• _ABOUT THIS EXERCISE_: Can you give all the records again without altering a single character?

---*---

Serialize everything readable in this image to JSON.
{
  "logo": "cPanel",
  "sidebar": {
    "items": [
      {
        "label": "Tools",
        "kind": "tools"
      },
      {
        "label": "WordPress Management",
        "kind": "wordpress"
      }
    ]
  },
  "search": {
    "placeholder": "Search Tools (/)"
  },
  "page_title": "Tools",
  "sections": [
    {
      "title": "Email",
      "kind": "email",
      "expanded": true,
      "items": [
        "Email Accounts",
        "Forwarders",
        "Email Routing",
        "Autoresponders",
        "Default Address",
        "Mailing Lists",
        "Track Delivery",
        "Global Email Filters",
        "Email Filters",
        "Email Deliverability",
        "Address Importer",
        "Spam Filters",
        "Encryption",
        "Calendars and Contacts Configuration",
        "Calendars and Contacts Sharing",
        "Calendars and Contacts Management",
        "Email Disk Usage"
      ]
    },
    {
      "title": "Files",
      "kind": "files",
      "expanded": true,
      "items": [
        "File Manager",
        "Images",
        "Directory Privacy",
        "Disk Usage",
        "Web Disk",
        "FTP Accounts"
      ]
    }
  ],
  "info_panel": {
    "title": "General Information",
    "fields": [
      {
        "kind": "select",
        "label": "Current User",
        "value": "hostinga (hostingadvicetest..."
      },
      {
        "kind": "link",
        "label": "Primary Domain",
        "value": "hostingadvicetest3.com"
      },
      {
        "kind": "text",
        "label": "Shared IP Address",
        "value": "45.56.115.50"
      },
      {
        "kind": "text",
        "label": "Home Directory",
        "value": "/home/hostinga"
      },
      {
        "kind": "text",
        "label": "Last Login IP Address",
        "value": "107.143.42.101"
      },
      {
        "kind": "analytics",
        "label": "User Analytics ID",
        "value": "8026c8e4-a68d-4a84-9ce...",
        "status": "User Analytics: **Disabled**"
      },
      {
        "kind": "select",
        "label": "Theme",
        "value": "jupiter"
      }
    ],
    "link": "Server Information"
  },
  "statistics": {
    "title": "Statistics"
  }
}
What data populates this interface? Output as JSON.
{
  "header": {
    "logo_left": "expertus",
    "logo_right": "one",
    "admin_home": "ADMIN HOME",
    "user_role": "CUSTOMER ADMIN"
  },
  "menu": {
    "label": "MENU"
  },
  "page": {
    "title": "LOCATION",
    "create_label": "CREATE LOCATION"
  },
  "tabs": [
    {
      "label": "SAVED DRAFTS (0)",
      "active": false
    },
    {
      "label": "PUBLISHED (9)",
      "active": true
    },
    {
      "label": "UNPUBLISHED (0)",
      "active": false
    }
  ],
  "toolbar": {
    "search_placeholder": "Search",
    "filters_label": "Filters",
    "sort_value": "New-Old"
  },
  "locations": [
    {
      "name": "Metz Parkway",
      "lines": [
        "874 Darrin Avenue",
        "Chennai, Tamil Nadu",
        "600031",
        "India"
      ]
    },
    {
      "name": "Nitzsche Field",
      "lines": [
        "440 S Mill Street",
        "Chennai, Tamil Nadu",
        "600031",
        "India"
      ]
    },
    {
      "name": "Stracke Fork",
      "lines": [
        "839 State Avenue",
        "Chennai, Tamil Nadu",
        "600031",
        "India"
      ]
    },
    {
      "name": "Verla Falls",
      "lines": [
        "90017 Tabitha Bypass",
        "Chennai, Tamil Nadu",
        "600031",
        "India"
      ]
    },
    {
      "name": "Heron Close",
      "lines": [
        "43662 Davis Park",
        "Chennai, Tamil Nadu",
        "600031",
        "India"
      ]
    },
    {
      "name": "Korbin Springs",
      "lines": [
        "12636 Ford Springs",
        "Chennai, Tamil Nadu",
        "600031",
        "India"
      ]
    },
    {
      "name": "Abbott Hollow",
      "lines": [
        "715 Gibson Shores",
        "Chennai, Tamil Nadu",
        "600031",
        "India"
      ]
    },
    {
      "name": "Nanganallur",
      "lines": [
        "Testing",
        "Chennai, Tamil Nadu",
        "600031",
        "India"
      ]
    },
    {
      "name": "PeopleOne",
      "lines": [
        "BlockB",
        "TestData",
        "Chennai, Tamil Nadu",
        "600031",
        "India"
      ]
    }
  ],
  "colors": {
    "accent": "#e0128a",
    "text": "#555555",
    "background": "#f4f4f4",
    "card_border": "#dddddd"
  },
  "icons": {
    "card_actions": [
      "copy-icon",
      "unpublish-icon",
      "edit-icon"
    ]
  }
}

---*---

• _REPLY TO THE EXERCISE_:
Serialize everything readable in this image to JSON.
{
  "logo": "cPanel",
  "sidebar": {
    "items": [
      {
        "label": "Tools",
        "kind": "tools"
      },
      {
        "label": "WordPress Management",
        "kind": "wordpress"
      }
    ]
  },
  "search": {
    "placeholder": "Search Tools (/)"
  },
  "page_title": "Tools",
  "sections": [
    {
      "title": "Email",
      "kind": "email",
      "expanded": true,
      "items": [
        "Email Accounts",
        "Forwarders",
        "Email Routing",
        "Autoresponders",
        "Default Address",
        "Mailing Lists",
        "Track Delivery",
        "Global Email Filters",
        "Email Filters",
        "Email Deliverability",
        "Address Importer",
        "Spam Filters",
        "Encryption",
        "Calendars and Contacts Configuration",
        "Calendars and Contacts Sharing",
        "Calendars and Contacts Management",
        "Email Disk Usage"
      ]
    },
    {
      "title": "Files",
      "kind": "files",
      "expanded": true,
      "items": [
        "File Manager",
        "Images",
        "Directory Privacy",
        "Disk Usage",
        "Web Disk",
        "FTP Accounts"
      ]
    }
  ],
  "info_panel": {
    "title": "General Information",
    "fields": [
      {
        "kind": "select",
        "label": "Current User",
        "value": "hostinga (hostingadvicetest..."
      },
      {
        "kind": "link",
        "label": "Primary Domain",
        "value": "hostingadvicetest3.com"
      },
      {
        "kind": "text",
        "label": "Shared IP Address",
        "value": "45.56.115.50"
      },
      {
        "kind": "text",
        "label": "Home Directory",
        "value": "/home/hostinga"
      },
      {
        "kind": "text",
        "label": "Last Login IP Address",
        "value": "107.143.42.101"
      },
      {
        "kind": "analytics",
        "label": "User Analytics ID",
        "value": "8026c8e4-a68d-4a84-9ce...",
        "status": "User Analytics: **Disabled**"
      },
      {
        "kind": "select",
        "label": "Theme",
        "value": "jupiter"
      }
    ],
    "link": "Server Information"
  },
  "statistics": {
    "title": "Statistics"
  }
}
What data populates this interface? Output as JSON.
{
  "header": {
    "logo_left": "expertus",
    "logo_right": "one",
    "admin_home": "ADMIN HOME",
    "user_role": "CUSTOMER ADMIN"
  },
  "menu": {
    "label": "MENU"
  },
  "page": {
    "title": "LOCATION",
    "create_label": "CREATE LOCATION"
  },
  "tabs": [
    {
      "label": "SAVED DRAFTS (0)",
      "active": false
    },
    {
      "label": "PUBLISHED (9)",
      "active": true
    },
    {
      "label": "UNPUBLISHED (0)",
      "active": false
    }
  ],
  "toolbar": {
    "search_placeholder": "Search",
    "filters_label": "Filters",
    "sort_value": "New-Old"
  },
  "locations": [
    {
      "name": "Metz Parkway",
      "lines": [
        "874 Darrin Avenue",
        "Chennai, Tamil Nadu",
        "600031",
        "India"
      ]
    },
    {
      "name": "Nitzsche Field",
      "lines": [
        "440 S Mill Street",
        "Chennai, Tamil Nadu",
        "600031",
        "India"
      ]
    },
    {
      "name": "Stracke Fork",
      "lines": [
        "839 State Avenue",
        "Chennai, Tamil Nadu",
        "600031",
        "India"
      ]
    },
    {
      "name": "Verla Falls",
      "lines": [
        "90017 Tabitha Bypass",
        "Chennai, Tamil Nadu",
        "600031",
        "India"
      ]
    },
    {
      "name": "Heron Close",
      "lines": [
        "43662 Davis Park",
        "Chennai, Tamil Nadu",
        "600031",
        "India"
      ]
    },
    {
      "name": "Korbin Springs",
      "lines": [
        "12636 Ford Springs",
        "Chennai, Tamil Nadu",
        "600031",
        "India"
      ]
    },
    {
      "name": "Abbott Hollow",
      "lines": [
        "715 Gibson Shores",
        "Chennai, Tamil Nadu",
        "600031",
        "India"
      ]
    },
    {
      "name": "Nanganallur",
      "lines": [
        "Testing",
        "Chennai, Tamil Nadu",
        "600031",
        "India"
      ]
    },
    {
      "name": "PeopleOne",
      "lines": [
        "BlockB",
        "TestData",
        "Chennai, Tamil Nadu",
        "600031",
        "India"
      ]
    }
  ],
  "colors": {
    "accent": "#e0128a",
    "text": "#555555",
    "background": "#f4f4f4",
    "card_border": "#dddddd"
  },
  "icons": {
    "card_actions": [
      "copy-icon",
      "unpublish-icon",
      "edit-icon"
    ]
  }
}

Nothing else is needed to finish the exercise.